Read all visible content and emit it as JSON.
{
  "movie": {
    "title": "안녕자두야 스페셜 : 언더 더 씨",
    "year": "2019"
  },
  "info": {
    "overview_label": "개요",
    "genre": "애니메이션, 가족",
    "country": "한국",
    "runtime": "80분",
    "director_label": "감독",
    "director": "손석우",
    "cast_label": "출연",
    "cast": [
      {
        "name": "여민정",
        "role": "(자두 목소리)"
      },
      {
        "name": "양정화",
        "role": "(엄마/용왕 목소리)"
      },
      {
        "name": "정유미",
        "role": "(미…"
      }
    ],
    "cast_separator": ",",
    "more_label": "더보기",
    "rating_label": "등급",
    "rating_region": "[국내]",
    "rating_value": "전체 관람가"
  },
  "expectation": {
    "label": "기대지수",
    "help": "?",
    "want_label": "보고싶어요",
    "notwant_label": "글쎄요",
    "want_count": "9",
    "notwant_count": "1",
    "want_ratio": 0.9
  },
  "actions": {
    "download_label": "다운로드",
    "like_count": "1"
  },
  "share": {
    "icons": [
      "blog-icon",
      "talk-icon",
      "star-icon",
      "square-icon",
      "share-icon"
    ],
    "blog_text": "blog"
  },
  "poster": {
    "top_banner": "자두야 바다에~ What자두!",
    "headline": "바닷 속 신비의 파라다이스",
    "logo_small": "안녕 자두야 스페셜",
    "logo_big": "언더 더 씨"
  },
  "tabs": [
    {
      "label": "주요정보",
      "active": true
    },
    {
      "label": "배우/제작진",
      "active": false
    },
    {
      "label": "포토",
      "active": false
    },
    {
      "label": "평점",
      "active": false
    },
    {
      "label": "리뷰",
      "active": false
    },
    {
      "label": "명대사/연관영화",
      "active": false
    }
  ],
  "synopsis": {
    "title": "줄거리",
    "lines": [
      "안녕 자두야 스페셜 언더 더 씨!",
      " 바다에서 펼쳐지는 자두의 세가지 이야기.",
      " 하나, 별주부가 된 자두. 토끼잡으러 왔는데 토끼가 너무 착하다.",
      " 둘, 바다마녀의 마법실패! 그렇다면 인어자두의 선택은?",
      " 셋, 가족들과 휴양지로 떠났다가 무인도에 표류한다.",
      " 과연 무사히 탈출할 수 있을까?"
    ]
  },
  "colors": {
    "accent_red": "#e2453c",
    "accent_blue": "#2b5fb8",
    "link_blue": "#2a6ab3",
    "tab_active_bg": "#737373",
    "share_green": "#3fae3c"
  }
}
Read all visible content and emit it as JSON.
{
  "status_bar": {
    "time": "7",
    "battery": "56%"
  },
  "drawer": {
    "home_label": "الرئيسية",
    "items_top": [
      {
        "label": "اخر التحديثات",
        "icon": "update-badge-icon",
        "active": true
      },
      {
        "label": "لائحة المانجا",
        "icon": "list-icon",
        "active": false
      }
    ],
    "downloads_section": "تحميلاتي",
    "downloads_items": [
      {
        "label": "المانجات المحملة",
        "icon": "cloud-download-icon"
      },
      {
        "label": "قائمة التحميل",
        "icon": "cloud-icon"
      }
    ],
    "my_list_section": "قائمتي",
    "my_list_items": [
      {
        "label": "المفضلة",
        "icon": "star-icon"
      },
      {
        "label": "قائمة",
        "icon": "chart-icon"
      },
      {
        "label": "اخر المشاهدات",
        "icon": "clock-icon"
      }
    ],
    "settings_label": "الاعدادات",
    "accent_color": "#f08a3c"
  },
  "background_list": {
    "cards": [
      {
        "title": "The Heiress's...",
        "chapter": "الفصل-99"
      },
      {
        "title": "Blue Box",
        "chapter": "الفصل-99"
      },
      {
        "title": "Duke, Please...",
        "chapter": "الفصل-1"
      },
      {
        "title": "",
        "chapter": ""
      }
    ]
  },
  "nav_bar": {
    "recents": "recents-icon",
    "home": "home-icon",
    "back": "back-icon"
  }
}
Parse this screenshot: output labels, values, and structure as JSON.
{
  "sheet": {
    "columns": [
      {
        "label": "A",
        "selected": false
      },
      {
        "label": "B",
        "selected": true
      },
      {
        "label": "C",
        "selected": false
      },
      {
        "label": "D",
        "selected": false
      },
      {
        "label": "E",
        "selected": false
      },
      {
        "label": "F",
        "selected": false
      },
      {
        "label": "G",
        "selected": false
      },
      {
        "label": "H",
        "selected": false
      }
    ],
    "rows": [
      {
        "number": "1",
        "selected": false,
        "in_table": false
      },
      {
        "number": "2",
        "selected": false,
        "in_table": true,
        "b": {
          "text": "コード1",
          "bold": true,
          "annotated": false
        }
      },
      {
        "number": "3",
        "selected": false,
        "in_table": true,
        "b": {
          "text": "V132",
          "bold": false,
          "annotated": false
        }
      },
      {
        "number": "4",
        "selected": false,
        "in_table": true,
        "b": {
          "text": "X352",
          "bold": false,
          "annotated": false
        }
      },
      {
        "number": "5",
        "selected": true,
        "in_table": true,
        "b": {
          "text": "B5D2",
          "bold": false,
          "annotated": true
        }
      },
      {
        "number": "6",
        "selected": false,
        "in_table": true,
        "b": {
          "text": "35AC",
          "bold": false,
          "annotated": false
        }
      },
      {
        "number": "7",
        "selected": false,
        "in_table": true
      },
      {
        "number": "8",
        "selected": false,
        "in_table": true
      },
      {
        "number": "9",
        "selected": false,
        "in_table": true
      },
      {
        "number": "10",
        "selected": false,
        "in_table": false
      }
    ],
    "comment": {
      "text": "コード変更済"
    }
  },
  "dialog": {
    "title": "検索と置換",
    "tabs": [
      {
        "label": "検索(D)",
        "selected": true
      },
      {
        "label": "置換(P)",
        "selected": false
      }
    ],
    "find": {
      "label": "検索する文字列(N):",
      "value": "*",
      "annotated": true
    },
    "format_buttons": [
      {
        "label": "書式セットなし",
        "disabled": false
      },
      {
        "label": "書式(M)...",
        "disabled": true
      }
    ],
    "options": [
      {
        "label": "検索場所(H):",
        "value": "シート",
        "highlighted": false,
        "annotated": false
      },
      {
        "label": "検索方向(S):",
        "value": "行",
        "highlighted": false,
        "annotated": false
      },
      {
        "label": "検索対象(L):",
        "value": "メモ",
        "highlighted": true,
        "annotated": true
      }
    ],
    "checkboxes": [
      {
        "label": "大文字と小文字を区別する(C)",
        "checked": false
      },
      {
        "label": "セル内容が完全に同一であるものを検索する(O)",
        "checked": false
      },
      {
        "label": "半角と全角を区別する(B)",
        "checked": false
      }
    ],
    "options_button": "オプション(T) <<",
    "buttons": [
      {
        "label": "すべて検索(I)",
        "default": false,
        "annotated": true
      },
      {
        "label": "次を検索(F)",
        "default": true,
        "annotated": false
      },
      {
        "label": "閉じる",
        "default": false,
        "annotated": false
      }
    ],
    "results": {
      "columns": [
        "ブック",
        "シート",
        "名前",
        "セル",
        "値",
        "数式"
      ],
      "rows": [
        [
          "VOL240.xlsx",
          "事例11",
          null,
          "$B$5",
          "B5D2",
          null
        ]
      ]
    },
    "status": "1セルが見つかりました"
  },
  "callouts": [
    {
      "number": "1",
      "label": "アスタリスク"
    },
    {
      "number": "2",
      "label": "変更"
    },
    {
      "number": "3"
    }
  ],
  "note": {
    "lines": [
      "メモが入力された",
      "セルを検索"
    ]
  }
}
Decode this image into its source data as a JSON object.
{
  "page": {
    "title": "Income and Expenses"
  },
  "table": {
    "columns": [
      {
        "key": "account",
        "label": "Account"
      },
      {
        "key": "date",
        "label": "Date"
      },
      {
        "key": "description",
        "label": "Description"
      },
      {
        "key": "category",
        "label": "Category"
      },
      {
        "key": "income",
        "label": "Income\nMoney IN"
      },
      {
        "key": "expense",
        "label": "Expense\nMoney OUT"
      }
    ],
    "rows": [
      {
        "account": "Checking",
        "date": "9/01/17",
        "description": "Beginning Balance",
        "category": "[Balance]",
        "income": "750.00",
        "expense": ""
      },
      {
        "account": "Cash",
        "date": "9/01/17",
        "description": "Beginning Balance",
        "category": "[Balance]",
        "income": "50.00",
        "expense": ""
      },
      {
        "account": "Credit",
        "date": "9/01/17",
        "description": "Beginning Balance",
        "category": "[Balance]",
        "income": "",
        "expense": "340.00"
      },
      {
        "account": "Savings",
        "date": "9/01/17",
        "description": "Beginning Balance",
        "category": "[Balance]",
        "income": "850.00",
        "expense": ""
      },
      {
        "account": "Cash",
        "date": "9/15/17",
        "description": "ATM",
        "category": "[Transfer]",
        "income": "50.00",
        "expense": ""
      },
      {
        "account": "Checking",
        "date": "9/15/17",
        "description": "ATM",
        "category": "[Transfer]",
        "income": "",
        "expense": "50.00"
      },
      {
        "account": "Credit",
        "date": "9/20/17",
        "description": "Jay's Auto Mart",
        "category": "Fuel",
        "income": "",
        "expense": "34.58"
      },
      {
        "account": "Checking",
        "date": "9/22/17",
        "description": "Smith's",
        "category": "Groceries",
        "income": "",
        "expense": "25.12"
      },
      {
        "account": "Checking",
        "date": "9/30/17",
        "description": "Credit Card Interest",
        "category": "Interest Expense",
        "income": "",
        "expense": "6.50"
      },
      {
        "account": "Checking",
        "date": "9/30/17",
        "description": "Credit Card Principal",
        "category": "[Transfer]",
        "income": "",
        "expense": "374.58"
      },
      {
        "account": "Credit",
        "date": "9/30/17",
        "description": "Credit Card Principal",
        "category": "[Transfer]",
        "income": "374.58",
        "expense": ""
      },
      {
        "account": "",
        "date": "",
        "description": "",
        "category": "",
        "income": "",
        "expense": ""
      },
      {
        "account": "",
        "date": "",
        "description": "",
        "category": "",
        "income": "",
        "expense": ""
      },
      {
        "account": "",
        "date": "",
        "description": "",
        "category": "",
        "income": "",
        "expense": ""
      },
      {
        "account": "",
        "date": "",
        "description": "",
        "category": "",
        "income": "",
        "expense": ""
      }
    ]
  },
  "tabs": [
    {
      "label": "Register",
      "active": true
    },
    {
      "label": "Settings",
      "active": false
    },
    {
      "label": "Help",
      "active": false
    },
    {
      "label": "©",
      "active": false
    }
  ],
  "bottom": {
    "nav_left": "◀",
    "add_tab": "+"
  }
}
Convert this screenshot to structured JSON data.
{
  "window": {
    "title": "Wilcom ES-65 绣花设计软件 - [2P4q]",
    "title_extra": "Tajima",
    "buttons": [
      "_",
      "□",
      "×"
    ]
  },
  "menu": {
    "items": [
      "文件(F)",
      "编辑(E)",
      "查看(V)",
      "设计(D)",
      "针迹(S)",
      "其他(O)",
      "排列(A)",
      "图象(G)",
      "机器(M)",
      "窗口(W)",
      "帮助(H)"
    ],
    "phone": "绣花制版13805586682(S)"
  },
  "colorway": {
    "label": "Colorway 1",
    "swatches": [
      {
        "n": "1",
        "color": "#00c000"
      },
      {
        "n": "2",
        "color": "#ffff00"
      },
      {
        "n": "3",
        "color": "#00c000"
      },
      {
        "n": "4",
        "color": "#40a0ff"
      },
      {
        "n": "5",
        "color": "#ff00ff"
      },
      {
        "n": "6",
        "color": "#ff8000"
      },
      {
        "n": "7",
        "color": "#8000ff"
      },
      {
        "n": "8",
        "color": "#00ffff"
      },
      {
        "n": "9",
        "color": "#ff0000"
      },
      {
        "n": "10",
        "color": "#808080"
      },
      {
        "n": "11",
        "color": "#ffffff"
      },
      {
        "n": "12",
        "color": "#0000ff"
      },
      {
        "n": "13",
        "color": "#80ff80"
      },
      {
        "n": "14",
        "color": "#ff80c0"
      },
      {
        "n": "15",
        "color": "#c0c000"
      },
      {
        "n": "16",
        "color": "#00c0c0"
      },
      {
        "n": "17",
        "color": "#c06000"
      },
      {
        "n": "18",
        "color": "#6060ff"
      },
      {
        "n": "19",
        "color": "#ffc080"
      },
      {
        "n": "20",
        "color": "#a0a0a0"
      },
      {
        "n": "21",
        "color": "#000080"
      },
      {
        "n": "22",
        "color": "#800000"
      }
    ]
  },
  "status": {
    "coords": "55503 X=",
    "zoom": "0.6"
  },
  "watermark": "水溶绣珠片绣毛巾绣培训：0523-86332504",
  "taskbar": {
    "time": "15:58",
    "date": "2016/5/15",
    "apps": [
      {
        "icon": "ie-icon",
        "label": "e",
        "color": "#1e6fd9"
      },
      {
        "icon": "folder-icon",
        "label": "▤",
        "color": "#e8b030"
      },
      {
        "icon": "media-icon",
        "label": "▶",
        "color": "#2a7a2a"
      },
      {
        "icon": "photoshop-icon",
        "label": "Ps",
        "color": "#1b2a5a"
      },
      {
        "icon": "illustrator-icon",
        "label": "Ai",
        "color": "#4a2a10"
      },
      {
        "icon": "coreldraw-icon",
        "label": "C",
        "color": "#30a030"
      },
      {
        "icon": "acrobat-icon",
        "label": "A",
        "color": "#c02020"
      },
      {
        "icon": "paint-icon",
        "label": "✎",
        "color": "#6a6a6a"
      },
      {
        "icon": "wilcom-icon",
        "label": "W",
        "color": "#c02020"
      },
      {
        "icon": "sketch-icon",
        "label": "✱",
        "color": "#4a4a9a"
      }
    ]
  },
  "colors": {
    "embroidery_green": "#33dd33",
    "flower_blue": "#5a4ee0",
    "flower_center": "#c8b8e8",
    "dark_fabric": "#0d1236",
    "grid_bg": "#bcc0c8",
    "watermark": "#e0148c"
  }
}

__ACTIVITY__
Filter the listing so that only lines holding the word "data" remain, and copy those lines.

__RESPONSE FOR THIS EXERCISE__
Decode this image into its source data as a JSON object.
Convert this screenshot to structured JSON data.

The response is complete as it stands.